In Verdi’s estimation, his best chance to add a gaudy win total to his resume was to limit the number of plate appearances against left-handed pitching for the young lefty-hitting Blomberg. So despite being more than four years younger than the average International League player, Blomberg put up a good .273/.376/.436 slash line, but his 338 plate appearances were only the eighth-highest on the team.

Regardless of questionable usage patterns in 1970, Blomberg began the ‘71 campaign by knocking around Triple-A pitching even more than he previously had, posting a .326/.411/.565 slash line over the season’s first two months, earning him what turned out to be a permanent call-up to the show in June of ’71. Yet the manner in which he was handled by Verdi gave even the higher-ups in the Yankees’ organization (who should have known better) the impression that Blomberg was essentially a platoon player.

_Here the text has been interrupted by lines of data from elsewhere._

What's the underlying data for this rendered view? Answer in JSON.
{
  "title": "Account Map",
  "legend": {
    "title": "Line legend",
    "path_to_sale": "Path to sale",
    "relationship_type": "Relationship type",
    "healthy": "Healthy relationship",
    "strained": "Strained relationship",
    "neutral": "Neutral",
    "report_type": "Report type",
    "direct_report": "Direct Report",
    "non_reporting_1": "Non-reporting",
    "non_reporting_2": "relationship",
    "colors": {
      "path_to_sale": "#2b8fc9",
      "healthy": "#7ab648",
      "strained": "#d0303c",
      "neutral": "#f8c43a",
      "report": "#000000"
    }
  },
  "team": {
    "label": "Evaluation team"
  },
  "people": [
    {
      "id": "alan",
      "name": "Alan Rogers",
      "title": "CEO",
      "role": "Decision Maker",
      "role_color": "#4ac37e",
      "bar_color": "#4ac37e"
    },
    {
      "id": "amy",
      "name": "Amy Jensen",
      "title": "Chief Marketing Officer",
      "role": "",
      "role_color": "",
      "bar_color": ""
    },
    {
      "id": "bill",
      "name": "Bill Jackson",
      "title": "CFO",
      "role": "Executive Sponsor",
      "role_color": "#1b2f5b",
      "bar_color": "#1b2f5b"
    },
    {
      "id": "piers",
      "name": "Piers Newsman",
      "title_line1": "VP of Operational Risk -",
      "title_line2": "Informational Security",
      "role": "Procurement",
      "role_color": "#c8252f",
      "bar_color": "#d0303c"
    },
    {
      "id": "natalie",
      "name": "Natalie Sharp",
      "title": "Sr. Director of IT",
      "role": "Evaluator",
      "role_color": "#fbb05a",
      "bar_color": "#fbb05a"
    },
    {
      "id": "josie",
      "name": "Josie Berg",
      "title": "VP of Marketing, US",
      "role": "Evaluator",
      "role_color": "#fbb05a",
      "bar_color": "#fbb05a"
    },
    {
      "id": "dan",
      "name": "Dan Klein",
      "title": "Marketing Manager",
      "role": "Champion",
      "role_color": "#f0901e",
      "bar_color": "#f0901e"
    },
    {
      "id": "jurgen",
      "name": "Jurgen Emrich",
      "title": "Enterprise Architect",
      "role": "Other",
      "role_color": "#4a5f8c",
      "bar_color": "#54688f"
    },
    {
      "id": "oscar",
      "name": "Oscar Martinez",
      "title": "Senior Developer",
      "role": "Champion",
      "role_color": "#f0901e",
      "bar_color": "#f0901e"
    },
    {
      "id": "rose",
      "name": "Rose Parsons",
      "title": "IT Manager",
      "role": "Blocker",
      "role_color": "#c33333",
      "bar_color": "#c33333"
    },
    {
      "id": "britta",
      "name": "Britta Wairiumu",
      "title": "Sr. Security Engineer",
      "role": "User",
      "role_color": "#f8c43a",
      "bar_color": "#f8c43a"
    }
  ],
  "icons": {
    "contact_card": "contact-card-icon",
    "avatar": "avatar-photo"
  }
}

Blomberg went 2-for-5 with a home run and a double in his 1971 season debut and basically never stopped hitting well. From 1971 through 1974, Ron put up a 150 OPS+ over 1,196 PA, which was best on the Yankees over that span. Although the Yankees of that era certainly weren’t “Murderers’ Row,” they did have Bobby Murcer (146 OPS+), Roy White (125 OPS+), and Thurman Munson (116 OPS+), on those squads.

Yet let’s open up the sample size further for more perspective. Among the 113 AL batters from 1971 through 1974 who had at least 1,000 PA, only Dick Allen (181) and Reggie Jackson (155) put up a better OPS+ than Blomberg’s 150. Allen and Rod Carew were the only players in that group that posted a better batting average than Blomberg over that stretch and only Allen, Carlton Fisk, Jackson, and Reggie Smith had a higher slugging percentage.

To be fair, the majority of the plate appearances came against right-handed pitching and Blomberg did hit right-handers much better than lefties, so the averages would have very likely been lower with more at-bats against lefties. Yet the issue is that we’ll simply never know how he would have performed against lefties had he been given proper coaching and an opportunity to develop and gain experience instead of unfairly being pigeonholed. I’m certainly not privy to behind-the-scenes discussions about first-round picks in 2022, but I’m pretty sure that if Blomberg was picked today, the priority would be to get him a hitting coach with experience in getting left-handed batters to hit southpaws and to give him opportunities to improve.

We’ll never know how things may have turned out had that been the case at the time. Nor will we know how things may have turned out had Blomberg been able to avoid the long list of injuries that plagued him as well throughout his career. (Especially since his injuries weren’t the result of negligence to his health on his part; they were the result of a continuous run of poor luck.)

What we do know is that in the opportunities that Ron did get with the Yankees, he hit the heck out of the baseball. Hopefully, we’ll have the chance to discuss and watch modern-day DHs soon, but until then, when we remember the first, we should remember the production and the player as well as the trivia.

(Author’s note: I had the opportunity to speak to Ron last season about his book “The Captain and Me” about his friendship with Thurman Munson - a book I still highly recommend. You can read my review and parts of our chat here.)